The analysis, which includes thirteen in-depth case studies, explores what actions to date have led to improvements in digital workforce capacity for data intensive research, and what further actions are required. This includes an assessment of how the digital workforce requirements for science differ from other sectors of society and the economy, concluding that there are unique conditions in science that are reflected in specific skills requirements. Some of these requirements are generic for science as a whole and some are specific to disciplines or domains of research.
There is a need for both digitally skilled researchers, who have a common set of foundational digital skills coupled with domain-specific specialised skills, and a variety of professional research support staff, including data stewards and research software engineers. Increasingly research is conducted in teams and the distribution of competencies within a team is highly variable, so it is difficult to be prescriptive as to what should be expected of researchers and what can be best provided by support services. This will vary across different research domains. However, it is increasingly recognised that data intensive science requires not only technical skills but also people-focused skills, such as communication and team working. In many fields there is also a need for ethical and legal expertise, particularly when sensitive data is being used.
There are five key action areas that need to be addressed in parallel in order to build and maintain digital workforce capacity for science (see FIGURE ES1 below). Multiple actors, including governments, research funders, science associations, research institutions, and universities, need to work together across these areas.

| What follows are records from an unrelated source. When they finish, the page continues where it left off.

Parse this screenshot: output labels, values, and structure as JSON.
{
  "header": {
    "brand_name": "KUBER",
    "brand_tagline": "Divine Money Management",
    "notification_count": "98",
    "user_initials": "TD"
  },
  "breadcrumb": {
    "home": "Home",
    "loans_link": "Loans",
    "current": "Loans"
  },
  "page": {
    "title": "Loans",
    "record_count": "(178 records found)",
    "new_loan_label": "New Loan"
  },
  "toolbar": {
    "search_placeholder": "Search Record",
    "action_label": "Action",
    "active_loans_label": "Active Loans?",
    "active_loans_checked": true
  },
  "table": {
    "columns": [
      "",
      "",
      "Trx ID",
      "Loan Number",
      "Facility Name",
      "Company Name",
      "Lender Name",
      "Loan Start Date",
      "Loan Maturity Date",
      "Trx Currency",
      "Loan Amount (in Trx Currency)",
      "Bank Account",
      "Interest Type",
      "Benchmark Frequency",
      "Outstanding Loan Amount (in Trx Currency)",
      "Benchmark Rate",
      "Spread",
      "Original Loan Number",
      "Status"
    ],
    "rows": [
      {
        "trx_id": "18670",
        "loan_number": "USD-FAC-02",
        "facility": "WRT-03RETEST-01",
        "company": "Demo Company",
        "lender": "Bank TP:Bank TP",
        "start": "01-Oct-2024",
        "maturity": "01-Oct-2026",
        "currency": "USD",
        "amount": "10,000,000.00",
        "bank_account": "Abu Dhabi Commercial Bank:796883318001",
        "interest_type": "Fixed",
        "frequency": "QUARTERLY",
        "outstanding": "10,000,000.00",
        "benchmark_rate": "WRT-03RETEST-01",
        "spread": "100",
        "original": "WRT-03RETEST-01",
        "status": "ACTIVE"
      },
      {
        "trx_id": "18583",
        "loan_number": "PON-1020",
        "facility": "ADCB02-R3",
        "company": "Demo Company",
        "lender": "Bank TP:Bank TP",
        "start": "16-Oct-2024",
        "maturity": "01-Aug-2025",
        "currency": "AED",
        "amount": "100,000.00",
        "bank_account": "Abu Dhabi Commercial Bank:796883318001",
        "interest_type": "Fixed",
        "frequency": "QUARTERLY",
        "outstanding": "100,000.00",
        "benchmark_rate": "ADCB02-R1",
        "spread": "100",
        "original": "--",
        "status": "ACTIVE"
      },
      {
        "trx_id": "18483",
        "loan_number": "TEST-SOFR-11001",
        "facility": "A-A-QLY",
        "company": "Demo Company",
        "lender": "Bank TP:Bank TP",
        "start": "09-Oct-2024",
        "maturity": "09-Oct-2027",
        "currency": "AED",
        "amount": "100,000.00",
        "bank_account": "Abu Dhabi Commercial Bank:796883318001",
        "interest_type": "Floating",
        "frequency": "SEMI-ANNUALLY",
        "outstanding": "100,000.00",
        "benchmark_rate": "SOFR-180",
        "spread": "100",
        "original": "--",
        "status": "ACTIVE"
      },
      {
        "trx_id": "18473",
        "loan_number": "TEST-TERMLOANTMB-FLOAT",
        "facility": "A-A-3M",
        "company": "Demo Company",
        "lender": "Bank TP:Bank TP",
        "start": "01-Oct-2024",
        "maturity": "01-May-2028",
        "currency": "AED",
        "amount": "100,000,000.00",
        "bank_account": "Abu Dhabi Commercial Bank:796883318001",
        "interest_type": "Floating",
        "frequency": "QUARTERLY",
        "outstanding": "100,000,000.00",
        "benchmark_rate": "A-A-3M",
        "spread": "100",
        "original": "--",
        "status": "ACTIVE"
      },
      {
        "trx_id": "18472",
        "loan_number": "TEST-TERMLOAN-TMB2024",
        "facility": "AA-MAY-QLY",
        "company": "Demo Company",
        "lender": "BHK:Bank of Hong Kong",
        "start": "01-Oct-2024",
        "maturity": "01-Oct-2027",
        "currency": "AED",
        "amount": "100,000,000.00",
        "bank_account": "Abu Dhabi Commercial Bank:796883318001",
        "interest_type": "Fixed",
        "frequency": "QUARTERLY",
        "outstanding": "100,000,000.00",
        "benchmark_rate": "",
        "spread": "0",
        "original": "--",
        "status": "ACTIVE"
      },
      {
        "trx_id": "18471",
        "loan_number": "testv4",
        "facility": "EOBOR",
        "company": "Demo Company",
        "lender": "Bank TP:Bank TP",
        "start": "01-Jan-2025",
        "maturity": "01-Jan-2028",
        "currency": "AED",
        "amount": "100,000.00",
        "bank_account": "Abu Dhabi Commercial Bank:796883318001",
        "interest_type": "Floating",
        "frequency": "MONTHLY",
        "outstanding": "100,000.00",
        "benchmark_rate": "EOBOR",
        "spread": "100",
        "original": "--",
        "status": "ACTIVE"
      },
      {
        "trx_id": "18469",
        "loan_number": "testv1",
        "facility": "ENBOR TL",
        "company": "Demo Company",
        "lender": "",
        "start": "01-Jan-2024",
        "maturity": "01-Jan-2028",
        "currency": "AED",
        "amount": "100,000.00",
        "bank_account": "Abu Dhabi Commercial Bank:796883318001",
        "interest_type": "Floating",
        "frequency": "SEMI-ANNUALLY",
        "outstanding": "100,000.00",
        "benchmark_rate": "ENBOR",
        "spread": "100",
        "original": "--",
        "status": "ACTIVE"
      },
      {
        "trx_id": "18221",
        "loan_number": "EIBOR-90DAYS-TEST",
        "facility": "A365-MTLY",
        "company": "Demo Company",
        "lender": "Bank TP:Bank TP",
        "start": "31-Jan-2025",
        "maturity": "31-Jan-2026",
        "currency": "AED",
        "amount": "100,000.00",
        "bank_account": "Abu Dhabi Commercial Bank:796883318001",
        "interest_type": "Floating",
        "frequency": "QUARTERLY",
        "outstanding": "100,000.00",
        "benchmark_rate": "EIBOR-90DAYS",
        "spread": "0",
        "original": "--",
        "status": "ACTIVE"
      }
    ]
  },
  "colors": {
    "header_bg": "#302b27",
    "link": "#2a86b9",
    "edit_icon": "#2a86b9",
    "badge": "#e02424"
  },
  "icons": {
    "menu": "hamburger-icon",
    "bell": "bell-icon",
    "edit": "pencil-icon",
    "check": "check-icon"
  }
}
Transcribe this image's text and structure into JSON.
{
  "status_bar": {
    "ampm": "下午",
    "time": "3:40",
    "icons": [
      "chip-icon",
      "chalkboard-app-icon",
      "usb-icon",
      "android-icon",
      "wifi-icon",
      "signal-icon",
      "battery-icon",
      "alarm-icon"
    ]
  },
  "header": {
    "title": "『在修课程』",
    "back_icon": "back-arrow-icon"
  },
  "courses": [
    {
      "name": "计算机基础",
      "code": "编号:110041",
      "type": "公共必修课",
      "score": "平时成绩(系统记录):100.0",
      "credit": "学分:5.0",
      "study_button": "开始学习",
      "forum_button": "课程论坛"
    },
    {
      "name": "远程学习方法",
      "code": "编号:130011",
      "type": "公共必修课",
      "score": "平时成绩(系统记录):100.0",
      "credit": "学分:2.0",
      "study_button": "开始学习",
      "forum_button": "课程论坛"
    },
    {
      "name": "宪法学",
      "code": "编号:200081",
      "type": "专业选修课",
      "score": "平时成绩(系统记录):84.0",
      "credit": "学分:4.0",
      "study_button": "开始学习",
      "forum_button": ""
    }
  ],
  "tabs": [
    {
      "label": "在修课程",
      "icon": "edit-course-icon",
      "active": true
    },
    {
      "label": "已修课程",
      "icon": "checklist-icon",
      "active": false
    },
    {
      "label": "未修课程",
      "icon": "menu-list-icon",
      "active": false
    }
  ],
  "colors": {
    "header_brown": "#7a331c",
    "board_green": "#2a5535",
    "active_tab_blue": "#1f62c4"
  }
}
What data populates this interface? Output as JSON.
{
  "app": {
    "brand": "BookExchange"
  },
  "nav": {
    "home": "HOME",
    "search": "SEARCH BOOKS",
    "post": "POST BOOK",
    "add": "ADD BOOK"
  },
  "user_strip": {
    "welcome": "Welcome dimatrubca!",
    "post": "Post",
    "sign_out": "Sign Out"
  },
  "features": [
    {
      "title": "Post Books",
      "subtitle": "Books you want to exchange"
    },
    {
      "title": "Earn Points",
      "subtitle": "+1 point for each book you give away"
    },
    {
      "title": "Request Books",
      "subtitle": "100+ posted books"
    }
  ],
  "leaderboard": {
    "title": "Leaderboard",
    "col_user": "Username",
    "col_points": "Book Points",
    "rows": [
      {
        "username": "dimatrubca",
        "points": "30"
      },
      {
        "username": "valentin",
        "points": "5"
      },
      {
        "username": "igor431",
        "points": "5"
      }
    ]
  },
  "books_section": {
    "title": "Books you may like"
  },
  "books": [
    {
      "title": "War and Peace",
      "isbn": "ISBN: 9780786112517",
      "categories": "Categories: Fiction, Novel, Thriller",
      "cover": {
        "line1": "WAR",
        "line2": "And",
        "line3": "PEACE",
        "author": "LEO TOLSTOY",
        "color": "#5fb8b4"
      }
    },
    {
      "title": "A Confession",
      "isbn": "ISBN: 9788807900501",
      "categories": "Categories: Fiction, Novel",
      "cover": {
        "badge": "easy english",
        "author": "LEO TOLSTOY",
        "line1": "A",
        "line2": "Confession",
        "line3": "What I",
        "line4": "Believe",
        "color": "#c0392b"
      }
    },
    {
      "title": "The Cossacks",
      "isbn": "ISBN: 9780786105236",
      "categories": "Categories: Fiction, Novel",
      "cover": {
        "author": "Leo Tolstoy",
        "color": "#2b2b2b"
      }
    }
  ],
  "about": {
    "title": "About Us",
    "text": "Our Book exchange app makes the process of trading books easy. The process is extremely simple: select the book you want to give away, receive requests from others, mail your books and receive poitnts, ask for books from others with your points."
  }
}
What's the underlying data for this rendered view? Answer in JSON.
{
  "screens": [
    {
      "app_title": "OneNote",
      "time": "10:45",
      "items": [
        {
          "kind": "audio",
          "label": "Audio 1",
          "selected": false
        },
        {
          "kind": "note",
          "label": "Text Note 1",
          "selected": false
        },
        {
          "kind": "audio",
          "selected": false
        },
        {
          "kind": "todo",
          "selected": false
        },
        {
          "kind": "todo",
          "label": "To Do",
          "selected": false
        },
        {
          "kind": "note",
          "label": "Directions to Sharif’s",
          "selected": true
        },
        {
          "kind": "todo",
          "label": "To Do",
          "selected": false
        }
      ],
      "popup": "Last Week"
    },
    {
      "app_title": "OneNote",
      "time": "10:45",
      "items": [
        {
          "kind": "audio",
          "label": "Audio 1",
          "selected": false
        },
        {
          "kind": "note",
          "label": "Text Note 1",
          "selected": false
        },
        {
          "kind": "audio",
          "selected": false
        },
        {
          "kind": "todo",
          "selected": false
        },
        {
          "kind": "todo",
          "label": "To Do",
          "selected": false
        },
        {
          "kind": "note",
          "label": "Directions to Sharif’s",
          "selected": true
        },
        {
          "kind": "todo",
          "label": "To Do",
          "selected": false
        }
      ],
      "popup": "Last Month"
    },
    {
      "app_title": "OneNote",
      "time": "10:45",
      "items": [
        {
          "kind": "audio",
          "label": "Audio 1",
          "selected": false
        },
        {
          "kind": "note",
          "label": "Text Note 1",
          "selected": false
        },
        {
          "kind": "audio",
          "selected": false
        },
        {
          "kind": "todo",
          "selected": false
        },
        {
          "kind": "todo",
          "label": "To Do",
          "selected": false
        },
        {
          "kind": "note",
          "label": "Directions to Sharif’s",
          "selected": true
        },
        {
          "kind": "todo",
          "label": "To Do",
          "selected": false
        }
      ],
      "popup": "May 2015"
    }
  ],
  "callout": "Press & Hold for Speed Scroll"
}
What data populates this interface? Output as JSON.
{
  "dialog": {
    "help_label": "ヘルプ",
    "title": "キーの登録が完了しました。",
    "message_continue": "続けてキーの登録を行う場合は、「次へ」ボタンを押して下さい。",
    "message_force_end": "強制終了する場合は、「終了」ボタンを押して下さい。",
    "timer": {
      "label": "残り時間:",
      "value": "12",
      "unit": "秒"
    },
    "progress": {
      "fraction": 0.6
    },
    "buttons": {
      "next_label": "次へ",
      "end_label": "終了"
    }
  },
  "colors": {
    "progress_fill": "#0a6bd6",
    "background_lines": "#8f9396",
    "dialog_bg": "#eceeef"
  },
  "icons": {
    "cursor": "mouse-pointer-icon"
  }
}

Figure ES1. Five key action areas and goals for digital research workforce capacity development
Important actions that national governments can take include:
Actions that research agencies can take include:
There are also a range of broader policy actions that national governments and/or research funders can take, with regard to education, open science, scientific integrity and research evaluation and assessment which provide an enabling environment for data intensive science and reinforce efforts to strengthen the digitally skilled research workforce.
Universities are the main centres of tertiary education, training, and public research in most countries and hence have a central role to play in building sustainable digital research capacity. Whilst universities have considerable autonomy, they are also responsive to the mandates and incentives that governments and research agencies provide. Universities can take a number of actions in each of the five key areas that need to be addressed to strengthen digital workforce capacity and skills for data-intensive science. These include:
A more detailed description of actions that universities can take is given in chapter 7. Some of these actions can be built on existing structures, e.g. university libraries can provide a focus for facilitating the development of data management skills and computing departments can help to propagate software and coding skills across the research endeavour. Other actions will require more systemic structural and cultural changes.
A number of other actors, including science associations and academies, research institutes, and research infrastructures have an important role to play, particularly in relation to community building and training provision and more detailed recommendations for all actors are included in Sections 6 and 7 of this report. There is also an important role for private sector actors to play both in the provision of training and in working together with public sector partners to define and address digital research capacity needs.
Many countries and institutions are already implementing some of these recommendations and there are considerable opportunities for mutual learning. A general recommendation for all actors is to engage in international collaboration in this area and share materials and experiences.